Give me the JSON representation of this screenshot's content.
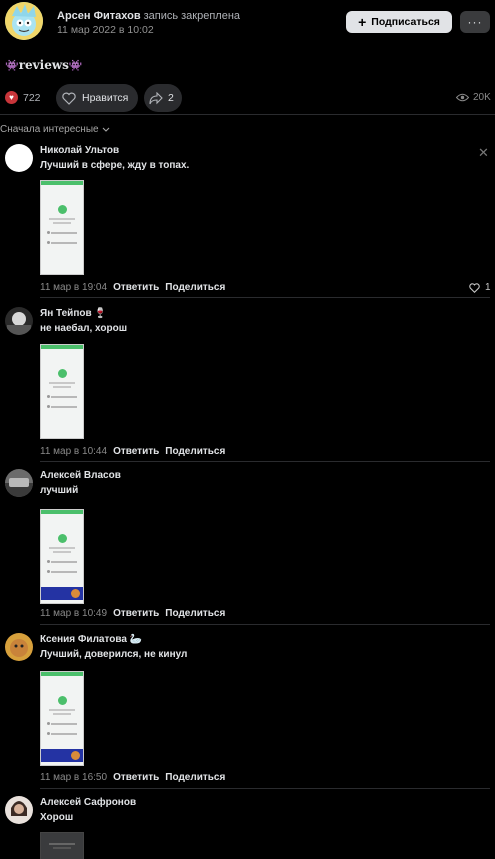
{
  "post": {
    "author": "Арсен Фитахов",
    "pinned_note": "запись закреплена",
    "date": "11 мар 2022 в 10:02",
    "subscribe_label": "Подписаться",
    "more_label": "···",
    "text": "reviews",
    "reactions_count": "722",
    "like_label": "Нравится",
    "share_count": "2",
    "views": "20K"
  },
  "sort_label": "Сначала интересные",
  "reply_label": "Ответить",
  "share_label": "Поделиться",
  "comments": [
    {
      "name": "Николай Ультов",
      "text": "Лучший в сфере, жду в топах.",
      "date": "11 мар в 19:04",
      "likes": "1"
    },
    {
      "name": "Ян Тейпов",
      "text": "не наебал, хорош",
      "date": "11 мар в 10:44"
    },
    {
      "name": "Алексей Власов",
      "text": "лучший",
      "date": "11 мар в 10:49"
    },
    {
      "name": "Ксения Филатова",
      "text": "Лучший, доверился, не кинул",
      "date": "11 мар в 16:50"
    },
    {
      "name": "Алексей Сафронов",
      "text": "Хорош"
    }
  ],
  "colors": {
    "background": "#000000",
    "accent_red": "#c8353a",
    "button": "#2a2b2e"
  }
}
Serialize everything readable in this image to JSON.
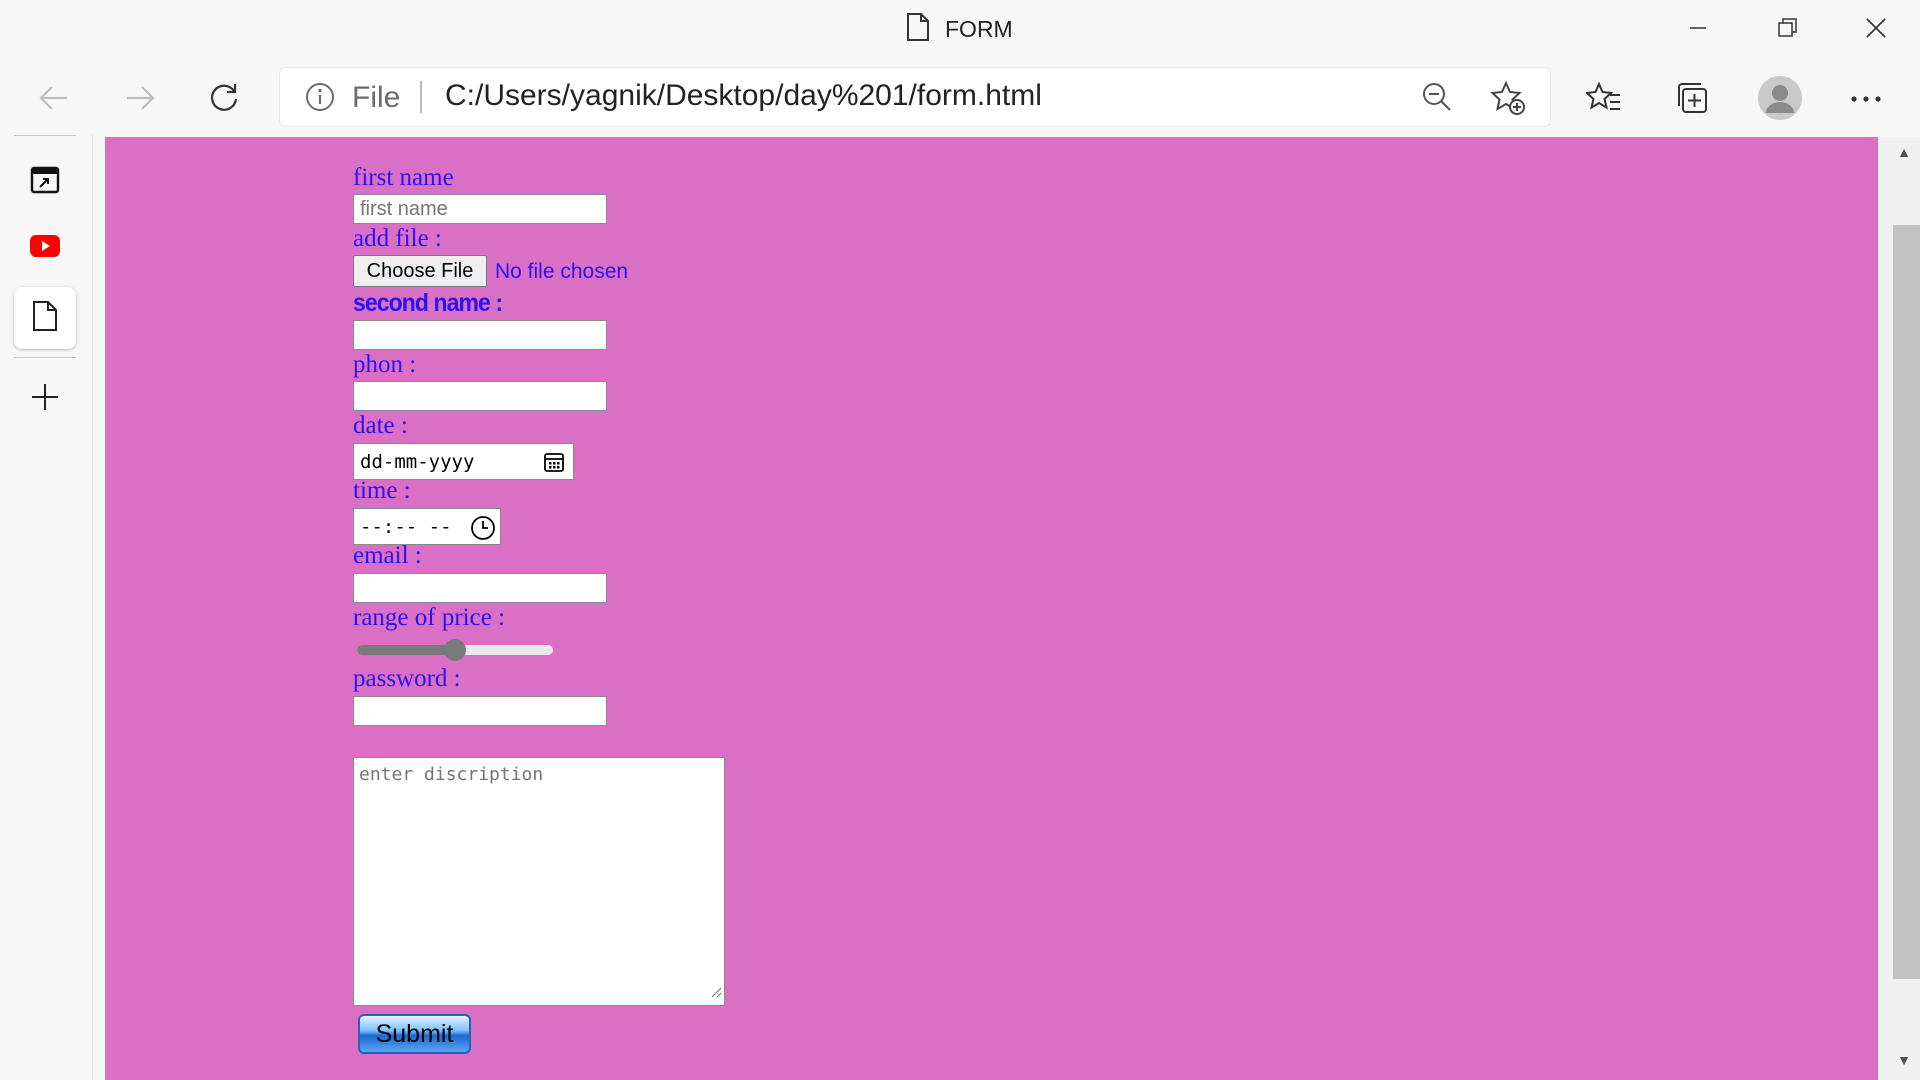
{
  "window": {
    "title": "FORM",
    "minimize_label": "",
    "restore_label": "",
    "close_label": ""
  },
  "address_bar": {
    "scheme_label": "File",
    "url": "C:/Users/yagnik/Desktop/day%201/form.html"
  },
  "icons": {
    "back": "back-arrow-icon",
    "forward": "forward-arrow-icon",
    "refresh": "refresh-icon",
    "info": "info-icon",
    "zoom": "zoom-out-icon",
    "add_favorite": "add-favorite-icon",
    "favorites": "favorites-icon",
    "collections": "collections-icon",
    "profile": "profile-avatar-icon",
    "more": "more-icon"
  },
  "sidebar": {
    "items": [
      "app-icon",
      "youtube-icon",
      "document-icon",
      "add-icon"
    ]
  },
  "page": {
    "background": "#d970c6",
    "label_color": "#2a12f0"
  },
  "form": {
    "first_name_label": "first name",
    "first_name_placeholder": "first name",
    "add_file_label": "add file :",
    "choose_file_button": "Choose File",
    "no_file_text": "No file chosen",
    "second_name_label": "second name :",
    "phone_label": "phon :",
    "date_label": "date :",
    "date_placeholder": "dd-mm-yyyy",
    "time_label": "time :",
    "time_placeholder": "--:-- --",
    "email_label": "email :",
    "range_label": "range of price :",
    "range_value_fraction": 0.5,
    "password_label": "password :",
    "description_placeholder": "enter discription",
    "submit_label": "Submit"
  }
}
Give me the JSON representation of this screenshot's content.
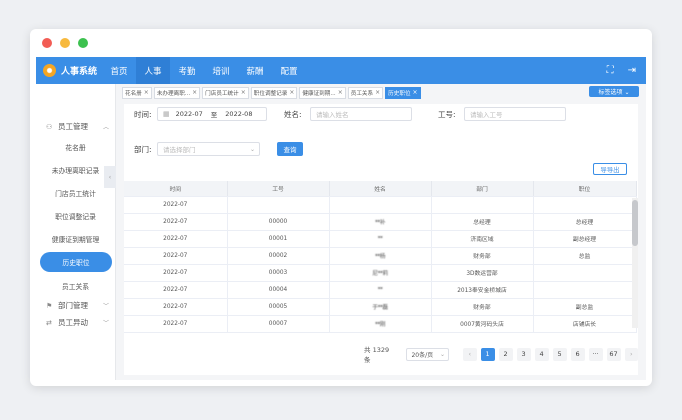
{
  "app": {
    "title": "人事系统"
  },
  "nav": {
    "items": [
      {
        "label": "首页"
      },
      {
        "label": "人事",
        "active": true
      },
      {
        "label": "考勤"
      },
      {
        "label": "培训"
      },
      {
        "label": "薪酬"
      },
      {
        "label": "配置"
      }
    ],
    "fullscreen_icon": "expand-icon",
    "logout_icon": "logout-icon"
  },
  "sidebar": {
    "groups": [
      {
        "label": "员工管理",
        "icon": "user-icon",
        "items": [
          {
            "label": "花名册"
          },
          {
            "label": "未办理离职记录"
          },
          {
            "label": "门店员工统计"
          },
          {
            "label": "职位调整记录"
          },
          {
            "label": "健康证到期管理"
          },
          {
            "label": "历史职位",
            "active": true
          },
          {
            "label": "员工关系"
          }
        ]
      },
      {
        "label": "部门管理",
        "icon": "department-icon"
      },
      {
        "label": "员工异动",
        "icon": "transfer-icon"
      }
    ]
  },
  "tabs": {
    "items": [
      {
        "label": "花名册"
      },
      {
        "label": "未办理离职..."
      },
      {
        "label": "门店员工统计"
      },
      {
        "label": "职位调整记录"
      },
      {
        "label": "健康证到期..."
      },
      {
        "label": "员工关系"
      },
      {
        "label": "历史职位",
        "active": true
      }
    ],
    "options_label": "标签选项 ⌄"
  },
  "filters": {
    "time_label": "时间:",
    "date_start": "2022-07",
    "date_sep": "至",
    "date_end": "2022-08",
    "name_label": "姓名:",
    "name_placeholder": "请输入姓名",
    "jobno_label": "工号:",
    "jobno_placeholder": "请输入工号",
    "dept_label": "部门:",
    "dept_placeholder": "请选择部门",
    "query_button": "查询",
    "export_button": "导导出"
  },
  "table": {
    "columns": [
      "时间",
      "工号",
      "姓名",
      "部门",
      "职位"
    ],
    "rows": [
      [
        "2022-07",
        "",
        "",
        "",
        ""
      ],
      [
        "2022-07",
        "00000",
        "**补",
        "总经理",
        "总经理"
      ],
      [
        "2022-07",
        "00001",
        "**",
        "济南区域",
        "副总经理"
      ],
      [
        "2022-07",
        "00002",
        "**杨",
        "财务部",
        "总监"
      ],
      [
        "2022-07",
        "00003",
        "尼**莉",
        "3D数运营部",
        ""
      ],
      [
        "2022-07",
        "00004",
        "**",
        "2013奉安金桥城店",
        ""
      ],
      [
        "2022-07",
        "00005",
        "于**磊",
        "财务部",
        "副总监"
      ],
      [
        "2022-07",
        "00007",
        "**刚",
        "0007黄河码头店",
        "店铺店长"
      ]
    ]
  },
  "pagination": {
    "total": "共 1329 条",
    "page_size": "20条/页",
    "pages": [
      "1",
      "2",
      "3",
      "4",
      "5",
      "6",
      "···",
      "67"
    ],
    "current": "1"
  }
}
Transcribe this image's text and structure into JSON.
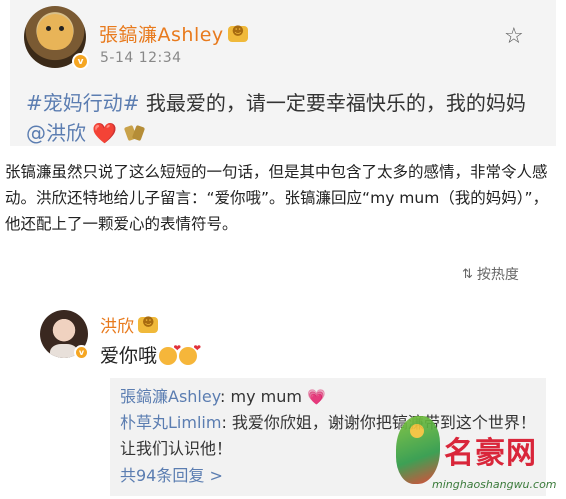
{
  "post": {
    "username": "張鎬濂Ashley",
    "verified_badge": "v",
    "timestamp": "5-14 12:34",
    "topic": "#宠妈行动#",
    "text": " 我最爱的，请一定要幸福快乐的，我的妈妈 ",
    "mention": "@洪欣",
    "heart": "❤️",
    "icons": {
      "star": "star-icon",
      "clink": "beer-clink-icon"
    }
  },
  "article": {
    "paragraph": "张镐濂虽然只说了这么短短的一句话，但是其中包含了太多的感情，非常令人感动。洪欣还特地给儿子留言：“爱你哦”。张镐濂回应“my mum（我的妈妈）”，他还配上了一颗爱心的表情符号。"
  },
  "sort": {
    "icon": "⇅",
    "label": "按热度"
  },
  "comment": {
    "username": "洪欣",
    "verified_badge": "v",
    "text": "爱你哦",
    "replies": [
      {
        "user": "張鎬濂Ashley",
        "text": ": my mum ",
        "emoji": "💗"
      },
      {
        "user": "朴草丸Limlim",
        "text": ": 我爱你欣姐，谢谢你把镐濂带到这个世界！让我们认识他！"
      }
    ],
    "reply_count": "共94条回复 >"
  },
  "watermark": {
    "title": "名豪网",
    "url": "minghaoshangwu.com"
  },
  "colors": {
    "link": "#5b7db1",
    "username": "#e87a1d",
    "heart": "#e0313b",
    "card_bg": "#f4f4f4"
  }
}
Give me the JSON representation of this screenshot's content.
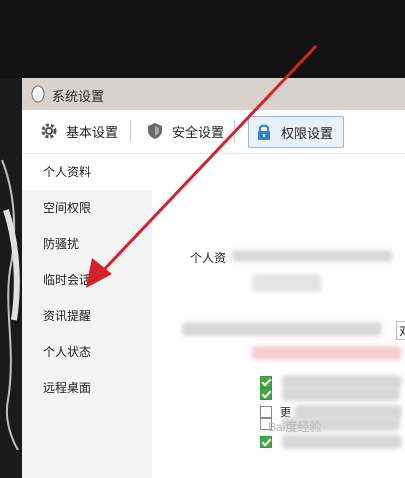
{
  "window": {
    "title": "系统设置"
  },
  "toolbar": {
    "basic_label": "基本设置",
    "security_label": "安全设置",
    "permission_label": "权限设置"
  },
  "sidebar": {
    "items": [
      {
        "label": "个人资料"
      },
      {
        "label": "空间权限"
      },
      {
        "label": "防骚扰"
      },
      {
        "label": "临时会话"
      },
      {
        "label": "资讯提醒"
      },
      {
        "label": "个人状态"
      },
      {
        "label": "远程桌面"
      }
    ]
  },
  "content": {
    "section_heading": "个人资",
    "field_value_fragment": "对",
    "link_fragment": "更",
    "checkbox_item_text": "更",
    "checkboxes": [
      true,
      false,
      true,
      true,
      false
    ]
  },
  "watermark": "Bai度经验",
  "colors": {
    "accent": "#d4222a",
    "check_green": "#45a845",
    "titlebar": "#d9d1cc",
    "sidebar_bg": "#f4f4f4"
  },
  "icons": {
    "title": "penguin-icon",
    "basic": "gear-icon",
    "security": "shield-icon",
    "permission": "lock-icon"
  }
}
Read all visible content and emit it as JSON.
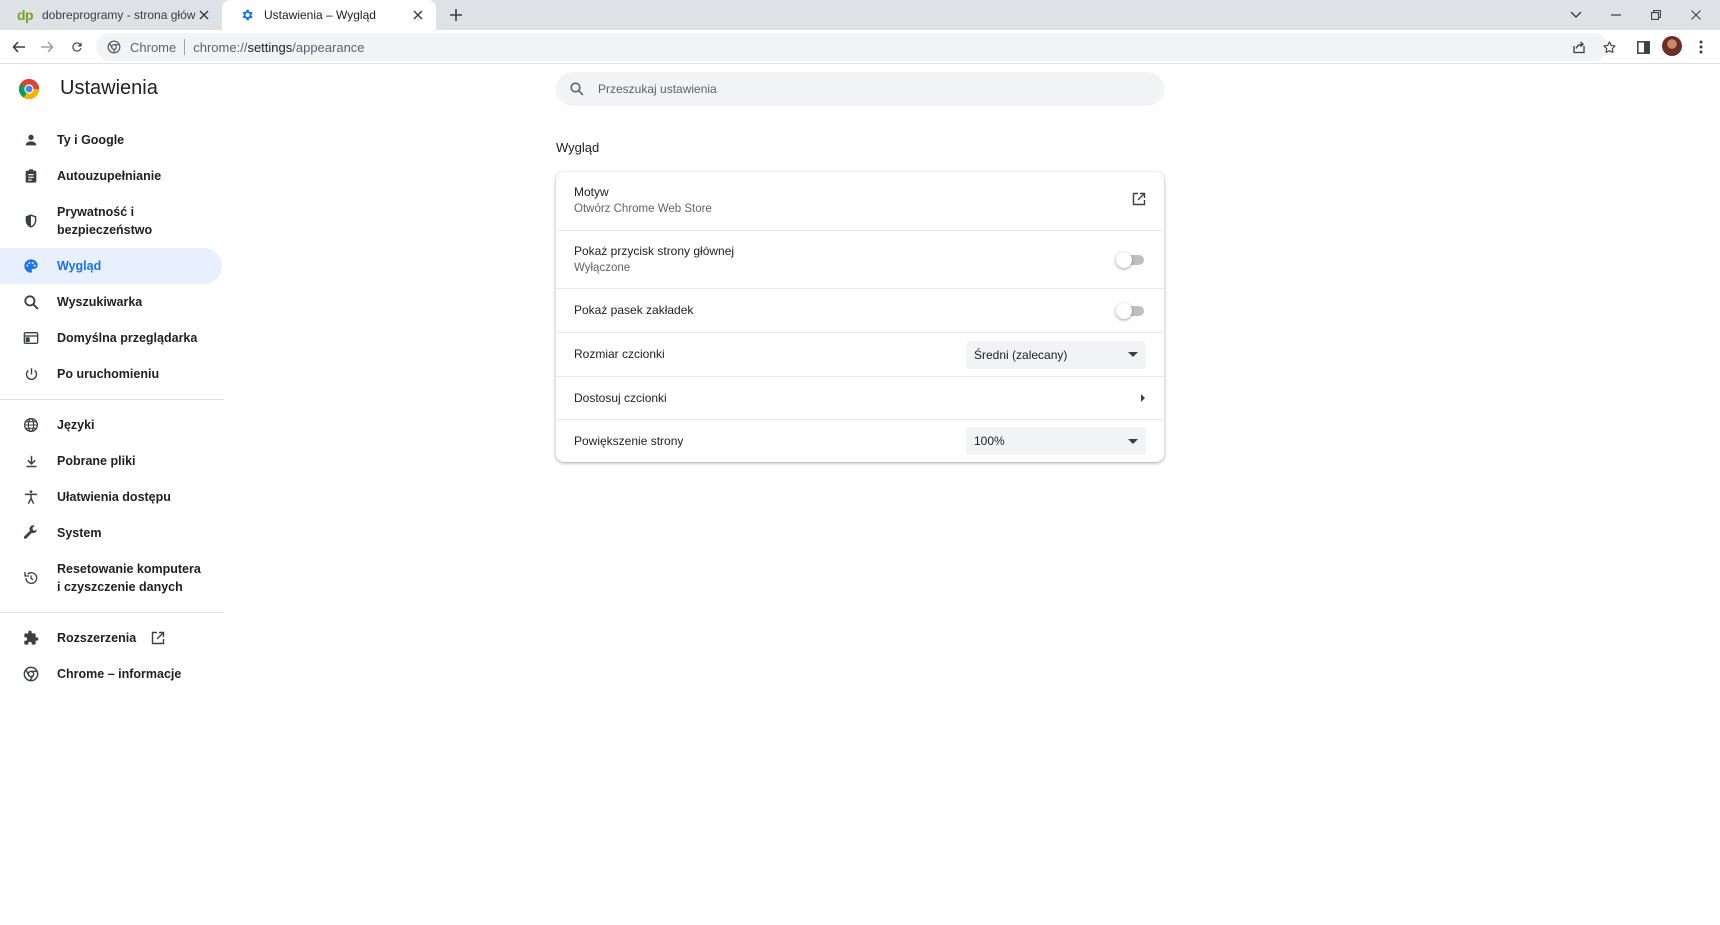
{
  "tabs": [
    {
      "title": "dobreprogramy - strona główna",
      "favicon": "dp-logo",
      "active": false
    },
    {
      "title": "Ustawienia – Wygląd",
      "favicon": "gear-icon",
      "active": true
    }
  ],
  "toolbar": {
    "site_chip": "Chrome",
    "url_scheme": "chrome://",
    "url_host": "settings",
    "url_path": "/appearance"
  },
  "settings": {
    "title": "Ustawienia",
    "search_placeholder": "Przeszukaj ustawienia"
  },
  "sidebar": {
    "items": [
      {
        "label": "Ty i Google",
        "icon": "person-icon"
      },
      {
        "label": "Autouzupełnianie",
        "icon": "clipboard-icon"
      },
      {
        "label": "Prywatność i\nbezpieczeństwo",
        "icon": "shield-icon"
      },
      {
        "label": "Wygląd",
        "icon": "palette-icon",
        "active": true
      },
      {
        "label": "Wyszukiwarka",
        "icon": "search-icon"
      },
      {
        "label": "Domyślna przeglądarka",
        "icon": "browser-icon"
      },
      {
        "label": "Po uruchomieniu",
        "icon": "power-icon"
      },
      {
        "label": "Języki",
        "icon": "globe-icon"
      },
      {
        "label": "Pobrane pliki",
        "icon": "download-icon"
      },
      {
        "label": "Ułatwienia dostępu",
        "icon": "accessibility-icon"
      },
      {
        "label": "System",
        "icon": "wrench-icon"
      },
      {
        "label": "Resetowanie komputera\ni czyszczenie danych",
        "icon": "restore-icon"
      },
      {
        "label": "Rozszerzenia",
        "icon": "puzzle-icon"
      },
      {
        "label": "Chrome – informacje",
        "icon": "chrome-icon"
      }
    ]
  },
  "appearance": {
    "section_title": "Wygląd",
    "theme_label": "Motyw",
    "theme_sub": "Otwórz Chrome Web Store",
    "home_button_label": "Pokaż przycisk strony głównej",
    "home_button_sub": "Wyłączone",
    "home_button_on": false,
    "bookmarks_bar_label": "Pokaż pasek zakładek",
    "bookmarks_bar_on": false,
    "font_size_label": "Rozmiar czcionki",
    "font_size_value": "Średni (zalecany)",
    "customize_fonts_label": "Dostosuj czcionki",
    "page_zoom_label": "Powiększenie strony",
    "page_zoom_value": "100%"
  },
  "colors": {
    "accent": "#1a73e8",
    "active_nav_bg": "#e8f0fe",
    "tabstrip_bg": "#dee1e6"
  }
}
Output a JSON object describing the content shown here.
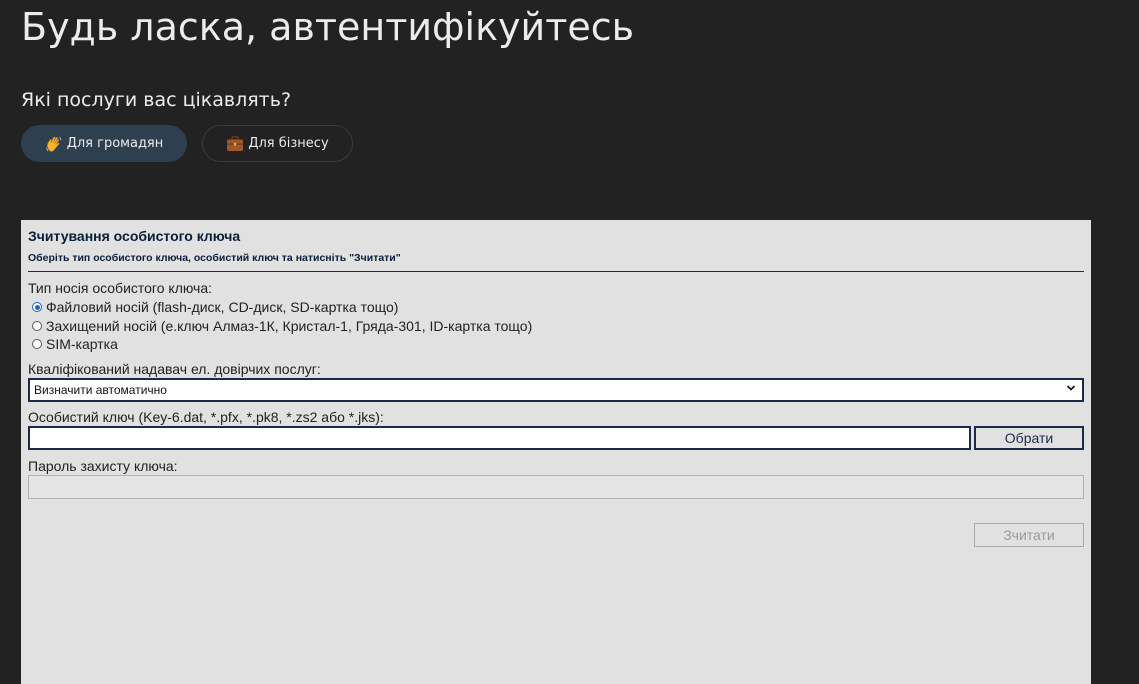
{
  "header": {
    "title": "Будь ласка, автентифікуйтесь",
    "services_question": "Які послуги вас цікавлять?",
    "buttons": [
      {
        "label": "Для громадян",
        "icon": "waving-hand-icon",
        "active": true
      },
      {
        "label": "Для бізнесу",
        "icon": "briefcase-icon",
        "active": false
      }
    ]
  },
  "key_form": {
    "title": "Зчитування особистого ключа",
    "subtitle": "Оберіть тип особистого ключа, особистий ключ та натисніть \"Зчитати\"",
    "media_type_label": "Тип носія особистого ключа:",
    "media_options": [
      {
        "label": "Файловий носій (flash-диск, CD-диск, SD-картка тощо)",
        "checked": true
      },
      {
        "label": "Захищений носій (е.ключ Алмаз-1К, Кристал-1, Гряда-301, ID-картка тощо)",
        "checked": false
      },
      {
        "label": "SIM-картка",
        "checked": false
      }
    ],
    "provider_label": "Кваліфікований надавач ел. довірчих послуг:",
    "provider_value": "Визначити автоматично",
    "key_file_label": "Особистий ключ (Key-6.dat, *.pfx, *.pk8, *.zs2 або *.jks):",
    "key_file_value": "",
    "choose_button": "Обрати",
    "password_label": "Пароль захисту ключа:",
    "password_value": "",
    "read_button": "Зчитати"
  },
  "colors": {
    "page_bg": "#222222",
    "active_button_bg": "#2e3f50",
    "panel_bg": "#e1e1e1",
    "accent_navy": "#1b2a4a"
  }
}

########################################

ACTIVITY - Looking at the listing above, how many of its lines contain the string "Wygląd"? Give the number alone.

RESULT OF THIS TASK - 3